Copy each line of the records that holds the string "allow".

# [Data provided]
═══

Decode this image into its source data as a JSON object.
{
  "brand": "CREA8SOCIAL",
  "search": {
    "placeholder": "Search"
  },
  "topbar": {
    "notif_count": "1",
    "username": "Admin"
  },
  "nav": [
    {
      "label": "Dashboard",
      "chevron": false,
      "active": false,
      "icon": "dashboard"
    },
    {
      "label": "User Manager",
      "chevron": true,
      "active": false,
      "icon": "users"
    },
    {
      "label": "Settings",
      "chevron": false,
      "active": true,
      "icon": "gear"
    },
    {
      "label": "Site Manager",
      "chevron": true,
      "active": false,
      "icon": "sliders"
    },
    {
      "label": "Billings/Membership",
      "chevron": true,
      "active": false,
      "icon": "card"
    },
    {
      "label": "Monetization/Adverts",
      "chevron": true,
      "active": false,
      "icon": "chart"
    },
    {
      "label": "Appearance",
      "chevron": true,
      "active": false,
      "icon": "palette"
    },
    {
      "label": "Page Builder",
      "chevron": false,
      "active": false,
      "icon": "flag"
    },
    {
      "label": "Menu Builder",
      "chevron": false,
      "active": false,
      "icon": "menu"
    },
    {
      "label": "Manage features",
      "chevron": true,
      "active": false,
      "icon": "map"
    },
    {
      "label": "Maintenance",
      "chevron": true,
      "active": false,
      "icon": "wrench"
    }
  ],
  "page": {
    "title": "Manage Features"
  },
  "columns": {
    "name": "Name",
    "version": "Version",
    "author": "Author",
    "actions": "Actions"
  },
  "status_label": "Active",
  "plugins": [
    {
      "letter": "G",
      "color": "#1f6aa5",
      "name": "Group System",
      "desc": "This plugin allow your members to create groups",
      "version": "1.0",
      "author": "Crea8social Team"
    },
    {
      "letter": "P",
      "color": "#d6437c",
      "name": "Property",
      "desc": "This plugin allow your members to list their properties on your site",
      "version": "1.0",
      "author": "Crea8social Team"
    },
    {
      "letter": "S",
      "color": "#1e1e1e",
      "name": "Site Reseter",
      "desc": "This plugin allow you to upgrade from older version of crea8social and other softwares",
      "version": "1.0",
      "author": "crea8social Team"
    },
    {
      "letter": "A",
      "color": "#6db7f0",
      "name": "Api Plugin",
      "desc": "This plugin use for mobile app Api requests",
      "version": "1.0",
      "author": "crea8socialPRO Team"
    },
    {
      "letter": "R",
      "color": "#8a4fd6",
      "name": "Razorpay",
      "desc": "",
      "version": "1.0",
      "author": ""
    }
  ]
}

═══

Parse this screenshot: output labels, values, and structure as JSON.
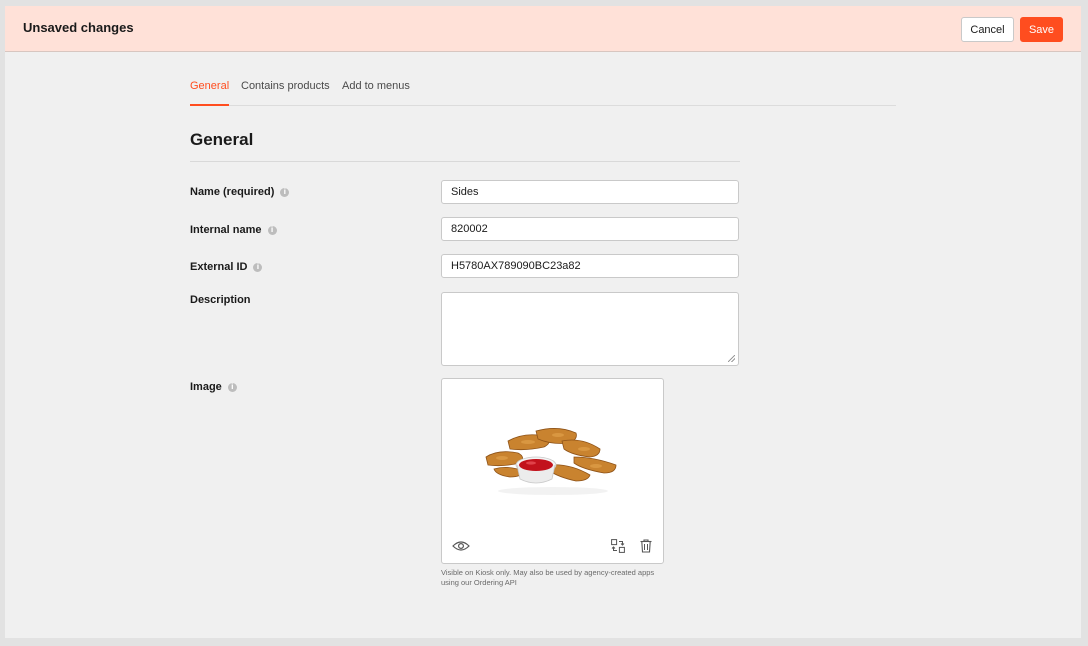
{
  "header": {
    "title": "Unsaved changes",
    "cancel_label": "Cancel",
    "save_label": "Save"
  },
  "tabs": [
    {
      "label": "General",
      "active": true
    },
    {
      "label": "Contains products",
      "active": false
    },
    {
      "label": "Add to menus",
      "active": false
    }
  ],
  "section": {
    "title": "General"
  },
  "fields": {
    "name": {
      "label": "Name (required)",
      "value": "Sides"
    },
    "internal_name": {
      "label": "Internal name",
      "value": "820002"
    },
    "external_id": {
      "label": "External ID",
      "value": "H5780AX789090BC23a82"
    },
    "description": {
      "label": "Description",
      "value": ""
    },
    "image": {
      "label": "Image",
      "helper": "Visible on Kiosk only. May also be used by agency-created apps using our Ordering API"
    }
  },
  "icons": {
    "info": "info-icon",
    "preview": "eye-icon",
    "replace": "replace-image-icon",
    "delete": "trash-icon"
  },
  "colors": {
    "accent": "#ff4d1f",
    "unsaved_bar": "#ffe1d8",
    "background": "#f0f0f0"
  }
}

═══

# [Finished task]
      "desc": "This plugin allow your members to create groups",
      "desc": "This plugin allow your members to list their properties on your site",
      "desc": "This plugin allow you to upgrade from older version of crea8social and other softwares",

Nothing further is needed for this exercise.